Latino parents are also highly supportive of having schools address the dangers of social media use. More specifically, 93% support (and 65% strongly support) “including digital and social media literacy in the curriculum of schools so all children are informed of the harms of social media and given some skills to help them use social media more safely.” Policy support for these interventions are consistent across all demographics, including Latino parents regardless of their partisanship, making clear that protecting children from the potential dangers of social media use is a non-partisan issue.
The data referenced here demonstrates that Latino pre-teens and adolescents use social media regularly and that Latino parents are highly aware of and concerned about the potential harm heavy social media use can have on the mental health of their children. The survey findings indicate that policy makers and social media platform companies should take action to provide greater protections for children and be responsive to the Latino community’s concerns.

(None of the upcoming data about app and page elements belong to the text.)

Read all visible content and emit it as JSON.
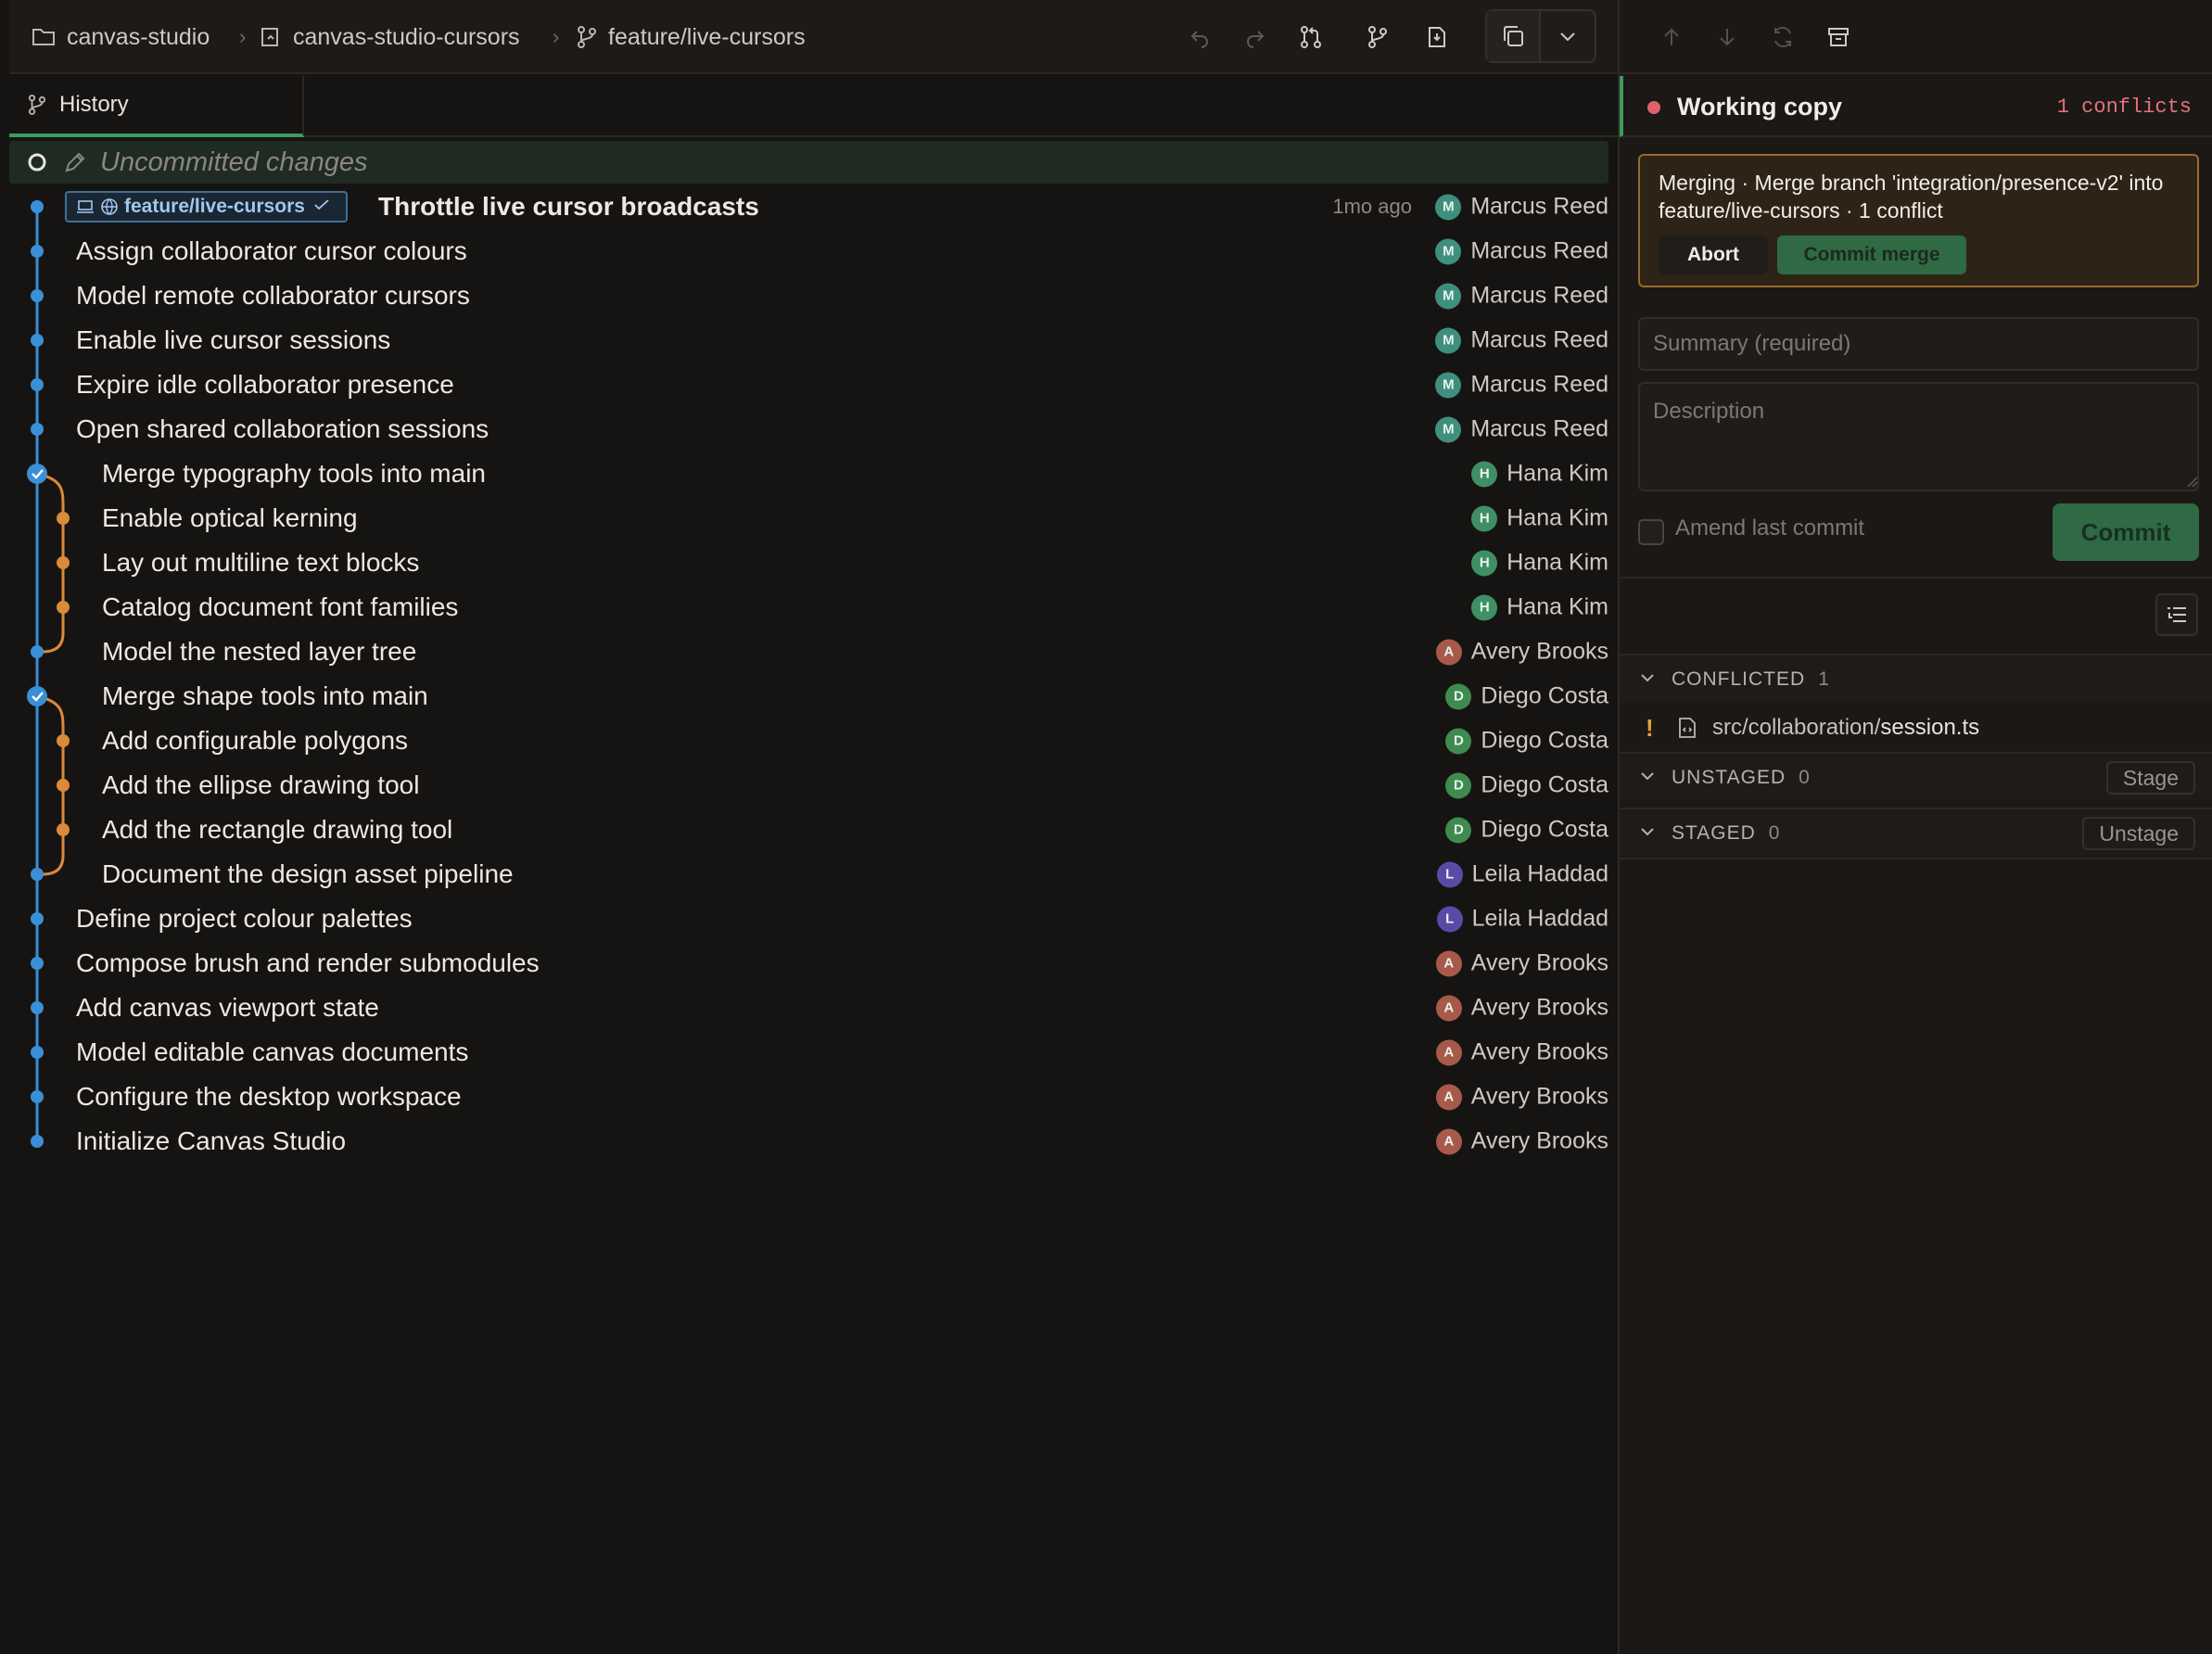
{
  "breadcrumb": {
    "repo_group": "canvas-studio",
    "repo": "canvas-studio-cursors",
    "branch": "feature/live-cursors"
  },
  "tab": {
    "label": "History"
  },
  "uncommitted": {
    "label": "Uncommitted changes"
  },
  "head_chip": {
    "label": "feature/live-cursors"
  },
  "commits": [
    {
      "title": "Throttle live cursor broadcasts",
      "age": "1mo ago",
      "author": "Marcus Reed",
      "initial": "M",
      "avatar_color": "#3f8f7f"
    },
    {
      "title": "Assign collaborator cursor colours",
      "author": "Marcus Reed",
      "initial": "M",
      "avatar_color": "#3f8f7f"
    },
    {
      "title": "Model remote collaborator cursors",
      "author": "Marcus Reed",
      "initial": "M",
      "avatar_color": "#3f8f7f"
    },
    {
      "title": "Enable live cursor sessions",
      "author": "Marcus Reed",
      "initial": "M",
      "avatar_color": "#3f8f7f"
    },
    {
      "title": "Expire idle collaborator presence",
      "author": "Marcus Reed",
      "initial": "M",
      "avatar_color": "#3f8f7f"
    },
    {
      "title": "Open shared collaboration sessions",
      "author": "Marcus Reed",
      "initial": "M",
      "avatar_color": "#3f8f7f"
    },
    {
      "title": "Merge typography tools into main",
      "author": "Hana Kim",
      "initial": "H",
      "avatar_color": "#3f8f65"
    },
    {
      "title": "Enable optical kerning",
      "author": "Hana Kim",
      "initial": "H",
      "avatar_color": "#3f8f65"
    },
    {
      "title": "Lay out multiline text blocks",
      "author": "Hana Kim",
      "initial": "H",
      "avatar_color": "#3f8f65"
    },
    {
      "title": "Catalog document font families",
      "author": "Hana Kim",
      "initial": "H",
      "avatar_color": "#3f8f65"
    },
    {
      "title": "Model the nested layer tree",
      "author": "Avery Brooks",
      "initial": "A",
      "avatar_color": "#a85a4a"
    },
    {
      "title": "Merge shape tools into main",
      "author": "Diego Costa",
      "initial": "D",
      "avatar_color": "#3f8a4f"
    },
    {
      "title": "Add configurable polygons",
      "author": "Diego Costa",
      "initial": "D",
      "avatar_color": "#3f8a4f"
    },
    {
      "title": "Add the ellipse drawing tool",
      "author": "Diego Costa",
      "initial": "D",
      "avatar_color": "#3f8a4f"
    },
    {
      "title": "Add the rectangle drawing tool",
      "author": "Diego Costa",
      "initial": "D",
      "avatar_color": "#3f8a4f"
    },
    {
      "title": "Document the design asset pipeline",
      "author": "Leila Haddad",
      "initial": "L",
      "avatar_color": "#5a4aa8"
    },
    {
      "title": "Define project colour palettes",
      "author": "Leila Haddad",
      "initial": "L",
      "avatar_color": "#5a4aa8"
    },
    {
      "title": "Compose brush and render submodules",
      "author": "Avery Brooks",
      "initial": "A",
      "avatar_color": "#a85a4a"
    },
    {
      "title": "Add canvas viewport state",
      "author": "Avery Brooks",
      "initial": "A",
      "avatar_color": "#a85a4a"
    },
    {
      "title": "Model editable canvas documents",
      "author": "Avery Brooks",
      "initial": "A",
      "avatar_color": "#a85a4a"
    },
    {
      "title": "Configure the desktop workspace",
      "author": "Avery Brooks",
      "initial": "A",
      "avatar_color": "#a85a4a"
    },
    {
      "title": "Initialize Canvas Studio",
      "author": "Avery Brooks",
      "initial": "A",
      "avatar_color": "#a85a4a"
    }
  ],
  "working_copy": {
    "label": "Working copy",
    "conflicts_label": "1 conflicts",
    "merge_message": "Merging · Merge branch 'integration/presence-v2' into feature/live-cursors · 1 conflict",
    "abort_label": "Abort",
    "commit_merge_label": "Commit merge",
    "summary_placeholder": "Summary (required)",
    "description_placeholder": "Description",
    "amend_label": "Amend last commit",
    "commit_label": "Commit"
  },
  "sections": {
    "conflicted": {
      "label": "CONFLICTED",
      "count": "1"
    },
    "unstaged": {
      "label": "UNSTAGED",
      "count": "0",
      "action": "Stage"
    },
    "staged": {
      "label": "STAGED",
      "count": "0",
      "action": "Unstage"
    }
  },
  "conflicted_file": {
    "marker": "!",
    "dir": "src/collaboration/",
    "name": "session.ts"
  },
  "colors": {
    "graph_main": "#3a8fd6",
    "graph_branch": "#d98a3a",
    "accent_green": "#3f9b5d",
    "conflict_red": "#e0616b"
  }
}
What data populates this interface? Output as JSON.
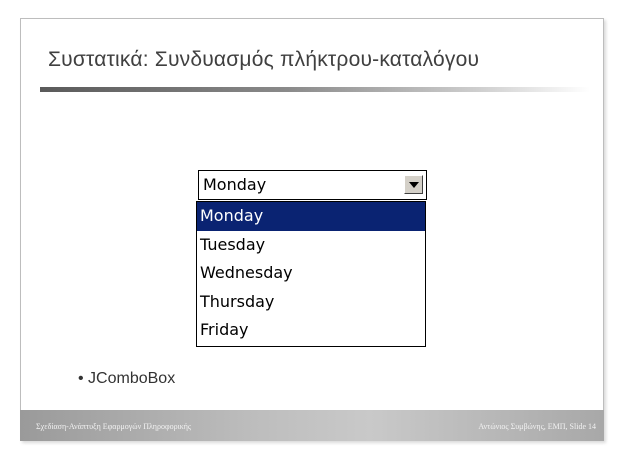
{
  "slide": {
    "title": "Συστατικά: Συνδυασμός πλήκτρου-καταλόγου",
    "bullet": "• JComboBox",
    "footer_left": "Σχεδίαση-Ανάπτυξη Εφαρμογών Πληροφορικής",
    "footer_right": "Αντώνιος Συμβώνης, ΕΜΠ, Slide 14"
  },
  "combo": {
    "selected_value": "Monday",
    "options": [
      "Monday",
      "Tuesday",
      "Wednesday",
      "Thursday",
      "Friday"
    ],
    "highlighted_index": 0,
    "highlight_color": "#0a2372"
  },
  "icons": {
    "dropdown_button": "chevron-down-icon"
  }
}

Frustration with social media companies is shared across both political parties, making legislation to reduce online threats to children a rare opportunity for bipartisanship. Congress should feel confident leaning on this issue, as Latino parents overwhelmingly support common-sense approaches to increase children’s digital literacy and knowledge of the dangers that come with using these platforms and ensure accountability for companies who promote and market social media apps and platforms to adolescents. This is in line with several bills that have been advanced in Congress, such as the Kids Online Safety Act, which would require social media companies to do more to take reasonable measures to prevent harm, a policy that Latino parents in this survey overwhelmingly support. Furthermore, the Protecting Kids on Social Media Act, which could set an age requirement of 13 for social media accounts to be set-up, is consistent with the attempts of several states to establish age restrictions for social media accounts and require parental consent for children to sign up for accounts. There is consensus across both parties that more action must be taken, and this data makes clear that Latino parents will support aggressive action and want to see this happen now.
- The survey data referenced herein was produced independently by a third-party firm, BSP Research on behalf of Omidyar Network . Outside of his work at Brookings, Dr. Gabriel Sanchez serves as Director of Research for BSP Research and was part of the group of scholars who designed and implemented this survey.